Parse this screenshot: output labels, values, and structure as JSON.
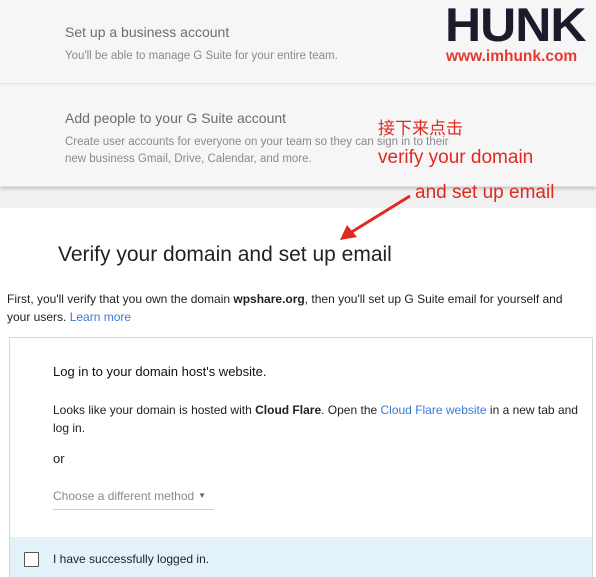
{
  "setup_steps": [
    {
      "title": "Set up a business account",
      "description": "You'll be able to manage G Suite for your entire team."
    },
    {
      "title": "Add people to your G Suite account",
      "description": "Create user accounts for everyone on your team so they can sign in to their new business Gmail, Drive, Calendar, and more."
    }
  ],
  "watermark": {
    "logo": "HUNK",
    "url": "www.imhunk.com"
  },
  "annotations": {
    "line1": "接下来点击",
    "line2": "verify your domain",
    "line3": "and set up email"
  },
  "main": {
    "title": "Verify your domain and set up email",
    "intro_prefix": "First, you'll verify that you own the domain ",
    "domain": "wpshare.org",
    "intro_suffix": ", then you'll set up G Suite email for yourself and your users. ",
    "learn_more": "Learn more"
  },
  "login_box": {
    "title": "Log in to your domain host's website.",
    "text_prefix": "Looks like your domain is hosted with ",
    "host": "Cloud Flare",
    "text_middle": ". Open the ",
    "host_link": "Cloud Flare website",
    "text_suffix": " in a new tab and log in.",
    "or": "or",
    "method_select": "Choose a different method",
    "confirm_label": "I have successfully logged in."
  },
  "colors": {
    "link": "#3a7bd5",
    "annotation": "#e02a1f",
    "confirm_bg": "#e3f1fb"
  }
}
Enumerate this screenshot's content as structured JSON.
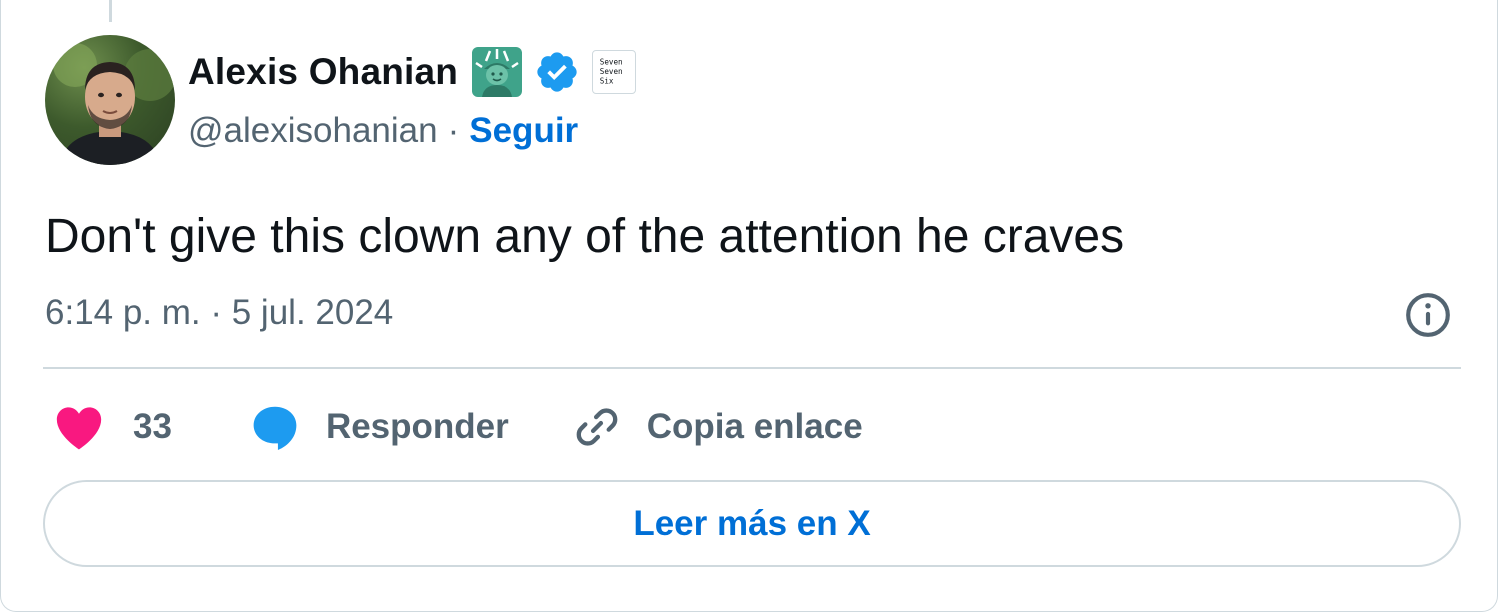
{
  "author": {
    "name": "Alexis Ohanian",
    "handle": "@alexisohanian",
    "separator": "·",
    "follow_label": "Seguir",
    "badges": [
      "statue-of-liberty-emoji",
      "verified-badge",
      "affiliate-badge"
    ],
    "affiliate_badge_text": [
      "Seven",
      "Seven",
      "Six"
    ]
  },
  "tweet": {
    "text": "Don't give this clown any of the attention he craves",
    "timestamp": "6:14 p. m. · 5 jul. 2024"
  },
  "actions": {
    "like_count": "33",
    "reply_label": "Responder",
    "copy_link_label": "Copia enlace"
  },
  "read_more_label": "Leer más en X",
  "icons": {
    "like": "heart-icon",
    "reply": "speech-bubble-icon",
    "copy_link": "link-icon",
    "info": "info-icon",
    "verified": "verified-check-icon"
  },
  "colors": {
    "text_primary": "#0f1419",
    "text_secondary": "#536471",
    "link_blue": "#006fd6",
    "verified_blue": "#1d9bf0",
    "like_pink": "#f91880",
    "border": "#cfd9de"
  }
}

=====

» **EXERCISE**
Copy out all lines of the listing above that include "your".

» **OUTPUT**
      "description": "You'll be able to manage G Suite for your entire team."
      "title": "Add people to your G Suite account",
      "description": "Create user accounts for everyone on your team so they can sign in to their new business Gmail, Drive, Calendar, and more."
    "line2": "verify your domain",
    "title": "Verify your domain and set up email",
    "intro_suffix": ", then you'll set up G Suite email for yourself and your users. ",
    "title": "Log in to your domain host's website.",
    "text_prefix": "Looks like your domain is hosted with ",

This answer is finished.